▶ Work instruction
Go through the records line by line and work out how many lines hold the word "家人休息". Answer with the number only.

▶ Task material
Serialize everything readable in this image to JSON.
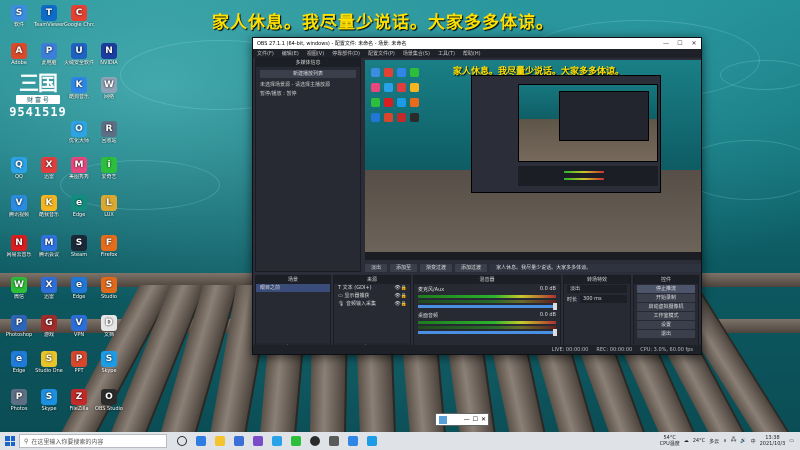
{
  "subtitle": "家人休息。我尽量少说话。大家多多体谅。",
  "desktop_icons": [
    {
      "label": "软件",
      "color": "#3c8de0",
      "glyph": "S"
    },
    {
      "label": "TeamViewer",
      "color": "#0e6cc8",
      "glyph": "T"
    },
    {
      "label": "Google Chrome",
      "color": "#e34133",
      "glyph": "C"
    },
    {
      "label": "Adobe",
      "color": "#d84a2b",
      "glyph": "A"
    },
    {
      "label": "此电脑",
      "color": "#3d7ed8",
      "glyph": "P"
    },
    {
      "label": "火绒安全软件",
      "color": "#1f62c2",
      "glyph": "U"
    },
    {
      "label": "NVIDIA",
      "color": "#1c3ea0",
      "glyph": "N"
    },
    {
      "label": "酷狗音乐",
      "color": "#2f86e6",
      "glyph": "K"
    },
    {
      "label": "网络",
      "color": "#8fa3b8",
      "glyph": "W"
    },
    {
      "label": "优化大师",
      "color": "#2da3e3",
      "glyph": "O"
    },
    {
      "label": "回收站",
      "color": "#5c6f85",
      "glyph": "R"
    },
    {
      "label": "QQ",
      "color": "#2aa2e8",
      "glyph": "Q"
    },
    {
      "label": "迅雷",
      "color": "#e03e3e",
      "glyph": "X"
    },
    {
      "label": "美图秀秀",
      "color": "#e8467d",
      "glyph": "M"
    },
    {
      "label": "爱奇艺",
      "color": "#2cbe3c",
      "glyph": "i"
    },
    {
      "label": "腾讯视频",
      "color": "#2a8be0",
      "glyph": "V"
    },
    {
      "label": "酷我音乐",
      "color": "#f4b521",
      "glyph": "K"
    },
    {
      "label": "Edge",
      "color": "#138c7e",
      "glyph": "e"
    },
    {
      "label": "LUX",
      "color": "#d8a832",
      "glyph": "L"
    },
    {
      "label": "网易云音乐",
      "color": "#d81e1e",
      "glyph": "N"
    },
    {
      "label": "腾讯会议",
      "color": "#2f73e0",
      "glyph": "M"
    },
    {
      "label": "Steam",
      "color": "#1b2838",
      "glyph": "S"
    },
    {
      "label": "Firefox",
      "color": "#e66b1a",
      "glyph": "F"
    },
    {
      "label": "微信",
      "color": "#2dbe3a",
      "glyph": "W"
    },
    {
      "label": "迅雷",
      "color": "#2f6ed8",
      "glyph": "X"
    },
    {
      "label": "Edge",
      "color": "#2077d6",
      "glyph": "e"
    },
    {
      "label": "Studio",
      "color": "#e06a1c",
      "glyph": "S"
    },
    {
      "label": "Photoshop",
      "color": "#2d65b8",
      "glyph": "P"
    },
    {
      "label": "游戏",
      "color": "#a02c2c",
      "glyph": "G"
    },
    {
      "label": "VPN",
      "color": "#2c6ed8",
      "glyph": "V"
    },
    {
      "label": "文档",
      "color": "#e6e6e6",
      "glyph": "D"
    },
    {
      "label": "Edge",
      "color": "#1f7bd8",
      "glyph": "e"
    },
    {
      "label": "Studio One",
      "color": "#e8c32a",
      "glyph": "S"
    },
    {
      "label": "PPT",
      "color": "#d8462c",
      "glyph": "P"
    },
    {
      "label": "Skype",
      "color": "#1c9be6",
      "glyph": "S"
    },
    {
      "label": "Photos",
      "color": "#5e6f84",
      "glyph": "P"
    },
    {
      "label": "Skype",
      "color": "#1c8fe0",
      "glyph": "S"
    },
    {
      "label": "FileZilla",
      "color": "#c22a2a",
      "glyph": "Z"
    },
    {
      "label": "OBS Studio",
      "color": "#2b2b2b",
      "glyph": "O"
    }
  ],
  "clock_widget": {
    "logo": "三国",
    "label": "财 富 号",
    "number": "9541519"
  },
  "obs": {
    "title": "OBS 27.1.1 (64-bit, windows) - 配置文件: 未命名 - 场景: 未命名",
    "window_buttons": [
      "—",
      "☐",
      "✕"
    ],
    "menu": [
      "文件(F)",
      "编辑(E)",
      "视图(V)",
      "停靠部件(D)",
      "配置文件(P)",
      "场景集合(S)",
      "工具(T)",
      "帮助(H)"
    ],
    "scenes_panel_title": "多媒体信息",
    "scenes_panel_button": "新建播放列表",
    "scenes_panel_note": "未选择场景源 - 请选择主播放源",
    "scenes_panel_note2": "暂停/播放 : 暂停",
    "preview_subtitle": "家人休息。我尽量少说话。大家多多体谅。",
    "controls": {
      "transition_label": "淡出",
      "mute_btn": "添加至",
      "fade_btn": "渐变过渡",
      "record_btn": "添加过渡",
      "preview_text": "家人休息。我尽量少说话。大家多多体谅。"
    },
    "scenes_dock": {
      "title": "场景",
      "items": [
        "眼目之前"
      ]
    },
    "sources_dock": {
      "title": "来源",
      "items": [
        "文本 (GDI+)",
        "显示器捕获",
        "音频输入采集"
      ]
    },
    "mixer_dock": {
      "title": "混音器",
      "channels": [
        {
          "name": "麦克风/Aux",
          "db": "0.0 dB"
        },
        {
          "name": "桌面音频",
          "db": "0.0 dB"
        }
      ]
    },
    "transitions_dock": {
      "title": "转场特效",
      "type": "淡出",
      "duration_label": "时长",
      "duration": "300 ms"
    },
    "controls_dock": {
      "title": "控件",
      "buttons": [
        "停止推流",
        "开始录制",
        "启动虚拟摄像机",
        "工作室模式",
        "设置",
        "退出"
      ]
    },
    "status": {
      "live": "LIVE: 00:00:00",
      "rec": "REC: 00:00:00",
      "cpu": "CPU: 3.0%, 60.00 fps"
    },
    "footer_glyphs": "+ − ⚙ ∧ ∨"
  },
  "taskbar": {
    "search_placeholder": "在这里输入你要搜索的内容",
    "weather_temp": "54°C",
    "weather_label": "CPU温度",
    "temp": "24°C",
    "weather_desc": "多云",
    "time": "13:38",
    "date": "2021/10/3"
  },
  "colors": {
    "accent": "#ffe000",
    "obs_bg": "#2b2e38",
    "selection": "#3a4c7a"
  }
}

▶ Answer for this exercise
3